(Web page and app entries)
○ ○ ○
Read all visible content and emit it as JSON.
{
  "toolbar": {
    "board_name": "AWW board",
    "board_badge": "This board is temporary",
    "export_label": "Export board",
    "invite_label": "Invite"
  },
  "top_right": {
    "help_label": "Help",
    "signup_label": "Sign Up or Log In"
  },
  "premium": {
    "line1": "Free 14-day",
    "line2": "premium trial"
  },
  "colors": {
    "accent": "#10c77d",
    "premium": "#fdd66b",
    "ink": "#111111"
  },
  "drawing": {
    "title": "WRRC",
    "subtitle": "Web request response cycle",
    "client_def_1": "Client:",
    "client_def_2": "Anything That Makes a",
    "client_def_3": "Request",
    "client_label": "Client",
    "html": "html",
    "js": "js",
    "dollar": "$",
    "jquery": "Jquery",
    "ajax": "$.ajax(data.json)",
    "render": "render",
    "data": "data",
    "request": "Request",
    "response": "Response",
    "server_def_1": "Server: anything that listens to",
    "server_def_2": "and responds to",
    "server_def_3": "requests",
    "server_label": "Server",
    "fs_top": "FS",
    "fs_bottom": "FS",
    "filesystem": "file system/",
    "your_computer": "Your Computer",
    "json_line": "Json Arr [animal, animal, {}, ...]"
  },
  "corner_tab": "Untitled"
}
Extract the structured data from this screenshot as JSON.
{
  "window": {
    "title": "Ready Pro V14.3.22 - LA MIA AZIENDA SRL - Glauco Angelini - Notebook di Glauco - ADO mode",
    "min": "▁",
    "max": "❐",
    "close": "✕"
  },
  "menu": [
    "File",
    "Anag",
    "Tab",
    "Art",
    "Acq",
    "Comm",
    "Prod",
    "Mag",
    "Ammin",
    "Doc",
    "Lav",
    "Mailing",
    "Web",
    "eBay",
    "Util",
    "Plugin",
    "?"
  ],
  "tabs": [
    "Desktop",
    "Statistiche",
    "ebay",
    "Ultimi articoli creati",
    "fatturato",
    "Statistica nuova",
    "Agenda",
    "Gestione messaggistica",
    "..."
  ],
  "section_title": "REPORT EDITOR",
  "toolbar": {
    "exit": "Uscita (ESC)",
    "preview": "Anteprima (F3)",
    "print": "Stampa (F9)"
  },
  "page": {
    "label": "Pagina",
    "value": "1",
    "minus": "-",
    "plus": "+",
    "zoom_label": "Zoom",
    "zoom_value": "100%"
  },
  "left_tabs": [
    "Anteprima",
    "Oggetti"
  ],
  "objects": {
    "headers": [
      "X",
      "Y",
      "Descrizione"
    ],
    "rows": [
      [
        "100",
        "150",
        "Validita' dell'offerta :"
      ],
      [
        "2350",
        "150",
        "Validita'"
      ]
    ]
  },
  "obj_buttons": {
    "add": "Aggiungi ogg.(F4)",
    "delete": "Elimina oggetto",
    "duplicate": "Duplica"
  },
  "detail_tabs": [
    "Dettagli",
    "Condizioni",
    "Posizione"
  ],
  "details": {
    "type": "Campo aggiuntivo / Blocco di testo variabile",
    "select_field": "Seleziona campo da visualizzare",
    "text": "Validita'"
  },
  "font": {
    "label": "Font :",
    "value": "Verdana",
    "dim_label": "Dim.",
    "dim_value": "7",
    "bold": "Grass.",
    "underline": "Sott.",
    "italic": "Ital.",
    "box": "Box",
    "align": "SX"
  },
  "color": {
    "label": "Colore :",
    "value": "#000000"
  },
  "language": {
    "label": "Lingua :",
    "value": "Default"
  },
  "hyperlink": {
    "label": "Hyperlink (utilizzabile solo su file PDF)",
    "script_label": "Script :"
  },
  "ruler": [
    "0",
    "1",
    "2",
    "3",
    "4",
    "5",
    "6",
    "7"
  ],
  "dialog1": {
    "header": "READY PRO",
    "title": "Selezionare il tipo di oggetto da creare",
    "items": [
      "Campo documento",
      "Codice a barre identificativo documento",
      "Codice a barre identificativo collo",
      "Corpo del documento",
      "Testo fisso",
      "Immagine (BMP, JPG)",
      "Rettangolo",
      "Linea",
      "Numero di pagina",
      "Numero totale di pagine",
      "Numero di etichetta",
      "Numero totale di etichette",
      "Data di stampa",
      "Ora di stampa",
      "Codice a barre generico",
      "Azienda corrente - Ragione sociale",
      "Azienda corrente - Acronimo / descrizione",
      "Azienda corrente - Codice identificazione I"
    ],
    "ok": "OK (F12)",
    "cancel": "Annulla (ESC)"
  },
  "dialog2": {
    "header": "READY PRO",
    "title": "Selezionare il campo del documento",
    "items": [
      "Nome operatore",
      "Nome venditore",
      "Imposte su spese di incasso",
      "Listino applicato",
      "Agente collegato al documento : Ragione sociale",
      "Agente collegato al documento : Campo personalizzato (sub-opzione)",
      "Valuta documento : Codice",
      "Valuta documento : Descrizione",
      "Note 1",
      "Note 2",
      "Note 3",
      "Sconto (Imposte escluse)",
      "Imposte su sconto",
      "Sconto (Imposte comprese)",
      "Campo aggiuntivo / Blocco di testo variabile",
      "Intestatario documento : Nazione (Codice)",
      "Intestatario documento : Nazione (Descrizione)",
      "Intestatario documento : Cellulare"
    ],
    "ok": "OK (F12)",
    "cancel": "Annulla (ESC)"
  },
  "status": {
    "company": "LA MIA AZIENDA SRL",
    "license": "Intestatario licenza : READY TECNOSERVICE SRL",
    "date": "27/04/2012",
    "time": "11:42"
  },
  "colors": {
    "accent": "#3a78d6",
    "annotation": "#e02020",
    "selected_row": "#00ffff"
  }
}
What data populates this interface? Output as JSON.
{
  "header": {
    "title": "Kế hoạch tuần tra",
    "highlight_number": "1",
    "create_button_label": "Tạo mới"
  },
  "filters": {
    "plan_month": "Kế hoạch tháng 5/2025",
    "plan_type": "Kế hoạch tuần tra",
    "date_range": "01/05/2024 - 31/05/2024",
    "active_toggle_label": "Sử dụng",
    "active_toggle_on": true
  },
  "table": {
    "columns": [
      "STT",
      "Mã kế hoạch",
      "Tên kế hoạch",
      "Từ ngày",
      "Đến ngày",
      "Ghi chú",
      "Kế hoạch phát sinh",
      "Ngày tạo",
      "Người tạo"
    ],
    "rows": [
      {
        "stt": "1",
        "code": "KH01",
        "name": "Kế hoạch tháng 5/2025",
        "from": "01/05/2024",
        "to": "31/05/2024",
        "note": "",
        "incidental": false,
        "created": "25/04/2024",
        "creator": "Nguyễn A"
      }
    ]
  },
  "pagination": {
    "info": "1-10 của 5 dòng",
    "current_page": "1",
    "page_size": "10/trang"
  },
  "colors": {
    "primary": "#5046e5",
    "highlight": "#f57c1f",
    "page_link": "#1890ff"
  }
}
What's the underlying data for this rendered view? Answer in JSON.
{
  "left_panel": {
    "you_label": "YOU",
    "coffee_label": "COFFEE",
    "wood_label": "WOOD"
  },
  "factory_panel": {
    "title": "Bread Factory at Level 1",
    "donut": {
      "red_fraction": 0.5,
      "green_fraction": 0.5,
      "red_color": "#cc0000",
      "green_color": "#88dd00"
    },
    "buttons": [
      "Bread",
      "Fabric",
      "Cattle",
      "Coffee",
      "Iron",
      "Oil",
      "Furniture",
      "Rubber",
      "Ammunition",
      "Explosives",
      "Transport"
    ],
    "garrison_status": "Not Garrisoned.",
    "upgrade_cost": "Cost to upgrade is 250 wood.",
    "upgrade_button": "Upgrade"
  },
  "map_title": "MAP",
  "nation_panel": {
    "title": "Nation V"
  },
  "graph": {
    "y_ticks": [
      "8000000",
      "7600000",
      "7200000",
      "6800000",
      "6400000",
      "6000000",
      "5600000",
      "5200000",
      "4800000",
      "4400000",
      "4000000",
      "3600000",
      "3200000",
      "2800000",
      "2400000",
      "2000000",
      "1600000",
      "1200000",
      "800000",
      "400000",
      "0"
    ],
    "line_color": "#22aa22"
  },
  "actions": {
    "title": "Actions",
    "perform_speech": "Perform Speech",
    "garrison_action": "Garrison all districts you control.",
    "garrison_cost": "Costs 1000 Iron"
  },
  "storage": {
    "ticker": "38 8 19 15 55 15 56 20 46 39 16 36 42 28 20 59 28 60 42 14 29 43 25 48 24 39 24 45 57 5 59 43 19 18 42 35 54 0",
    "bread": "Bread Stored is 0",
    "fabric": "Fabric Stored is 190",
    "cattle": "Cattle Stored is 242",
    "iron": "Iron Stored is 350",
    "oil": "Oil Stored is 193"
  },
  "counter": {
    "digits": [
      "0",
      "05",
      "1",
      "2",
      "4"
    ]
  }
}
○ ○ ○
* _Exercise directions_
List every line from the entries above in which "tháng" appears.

* _Solution for this problem_
    "plan_month": "Kế hoạch tháng 5/2025",
        "name": "Kế hoạch tháng 5/2025",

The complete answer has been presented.